(Beginning of MATERIAL PROVIDED)

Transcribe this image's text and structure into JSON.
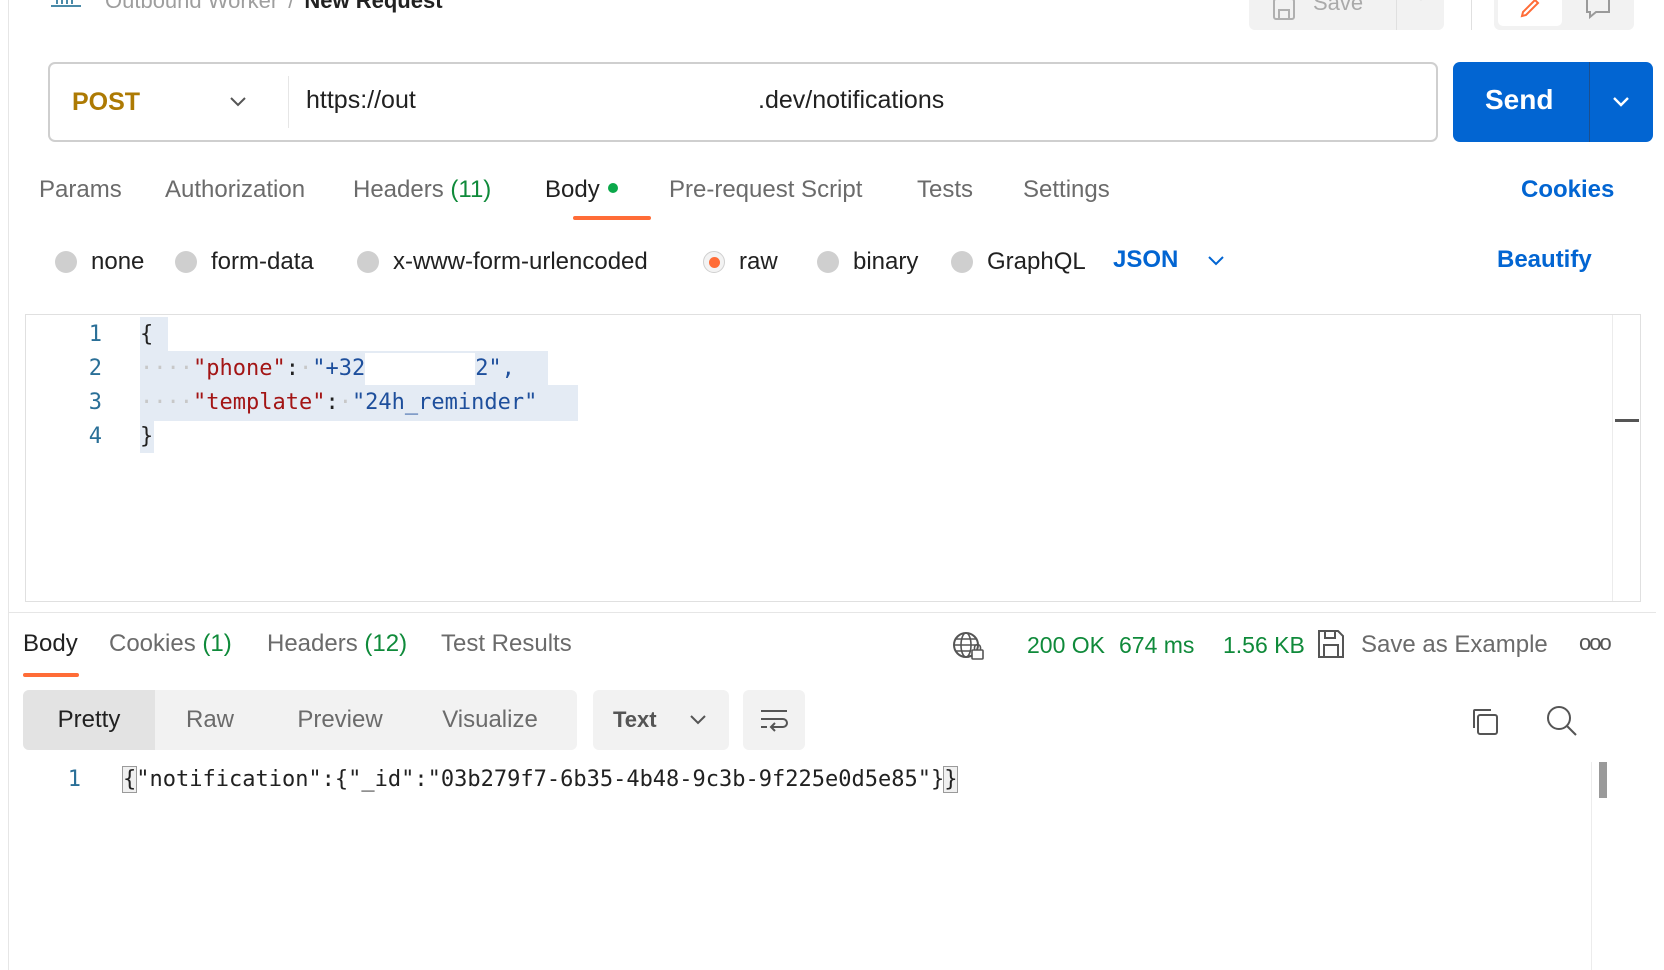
{
  "breadcrumb": {
    "collection": "Outbound Worker",
    "separator": "/",
    "current": "New Request"
  },
  "toolbar": {
    "save_label": "Save"
  },
  "request": {
    "method": "POST",
    "url_visible_start": "https://out",
    "url_visible_end": ".dev/notifications",
    "send_label": "Send"
  },
  "request_tabs": {
    "params": "Params",
    "authorization": "Authorization",
    "headers": "Headers",
    "headers_count": "(11)",
    "body": "Body",
    "pre_request": "Pre-request Script",
    "tests": "Tests",
    "settings": "Settings",
    "cookies": "Cookies"
  },
  "body_types": {
    "none": "none",
    "form_data": "form-data",
    "urlencoded": "x-www-form-urlencoded",
    "raw": "raw",
    "binary": "binary",
    "graphql": "GraphQL",
    "language": "JSON",
    "beautify": "Beautify",
    "selected": "raw"
  },
  "editor": {
    "line_numbers": [
      "1",
      "2",
      "3",
      "4"
    ],
    "open_brace": "{",
    "close_brace": "}",
    "key_phone": "\"phone\"",
    "val_phone_start": "\"+32",
    "val_phone_end": "2\",",
    "key_template": "\"template\"",
    "val_template": "\"24h_reminder\"",
    "colon": ":"
  },
  "response": {
    "tabs": {
      "body": "Body",
      "cookies": "Cookies",
      "cookies_count": "(1)",
      "headers": "Headers",
      "headers_count": "(12)",
      "test_results": "Test Results"
    },
    "status": "200 OK",
    "time": "674 ms",
    "size": "1.56 KB",
    "save_example": "Save as Example",
    "more": "ooo",
    "views": [
      "Pretty",
      "Raw",
      "Preview",
      "Visualize"
    ],
    "active_view": "Pretty",
    "format": "Text",
    "line_number": "1",
    "body_open": "{",
    "body_middle": "\"notification\":{\"_id\":\"03b279f7-6b35-4b48-9c3b-9f225e0d5e85\"}",
    "body_close": "}"
  },
  "colors": {
    "accent_orange": "#ff6c37",
    "send_blue": "#0265d2",
    "method_post": "#ad7a03",
    "success_green": "#0f8a3a",
    "json_key": "#a31515",
    "json_string": "#1e4f9c"
  }
}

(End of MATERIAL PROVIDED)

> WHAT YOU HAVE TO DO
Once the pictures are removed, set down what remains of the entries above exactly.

> TASK RESPONSE
Transcribe this image's text and structure into JSON.
{
  "breadcrumb": {
    "collection": "Outbound Worker",
    "separator": "/",
    "current": "New Request"
  },
  "toolbar": {
    "save_label": "Save"
  },
  "request": {
    "method": "POST",
    "url_visible_start": "https://out",
    "url_visible_end": ".dev/notifications",
    "send_label": "Send"
  },
  "request_tabs": {
    "params": "Params",
    "authorization": "Authorization",
    "headers": "Headers",
    "headers_count": "(11)",
    "body": "Body",
    "pre_request": "Pre-request Script",
    "tests": "Tests",
    "settings": "Settings",
    "cookies": "Cookies"
  },
  "body_types": {
    "none": "none",
    "form_data": "form-data",
    "urlencoded": "x-www-form-urlencoded",
    "raw": "raw",
    "binary": "binary",
    "graphql": "GraphQL",
    "language": "JSON",
    "beautify": "Beautify",
    "selected": "raw"
  },
  "editor": {
    "line_numbers": [
      "1",
      "2",
      "3",
      "4"
    ],
    "open_brace": "{",
    "close_brace": "}",
    "key_phone": "\"phone\"",
    "val_phone_start": "\"+32",
    "val_phone_end": "2\",",
    "key_template": "\"template\"",
    "val_template": "\"24h_reminder\"",
    "colon": ":"
  },
  "response": {
    "tabs": {
      "body": "Body",
      "cookies": "Cookies",
      "cookies_count": "(1)",
      "headers": "Headers",
      "headers_count": "(12)",
      "test_results": "Test Results"
    },
    "status": "200 OK",
    "time": "674 ms",
    "size": "1.56 KB",
    "save_example": "Save as Example",
    "more": "ooo",
    "views": [
      "Pretty",
      "Raw",
      "Preview",
      "Visualize"
    ],
    "active_view": "Pretty",
    "format": "Text",
    "line_number": "1",
    "body_open": "{",
    "body_middle": "\"notification\":{\"_id\":\"03b279f7-6b35-4b48-9c3b-9f225e0d5e85\"}",
    "body_close": "}"
  },
  "colors": {
    "accent_orange": "#ff6c37",
    "send_blue": "#0265d2",
    "method_post": "#ad7a03",
    "success_green": "#0f8a3a",
    "json_key": "#a31515",
    "json_string": "#1e4f9c"
  }
}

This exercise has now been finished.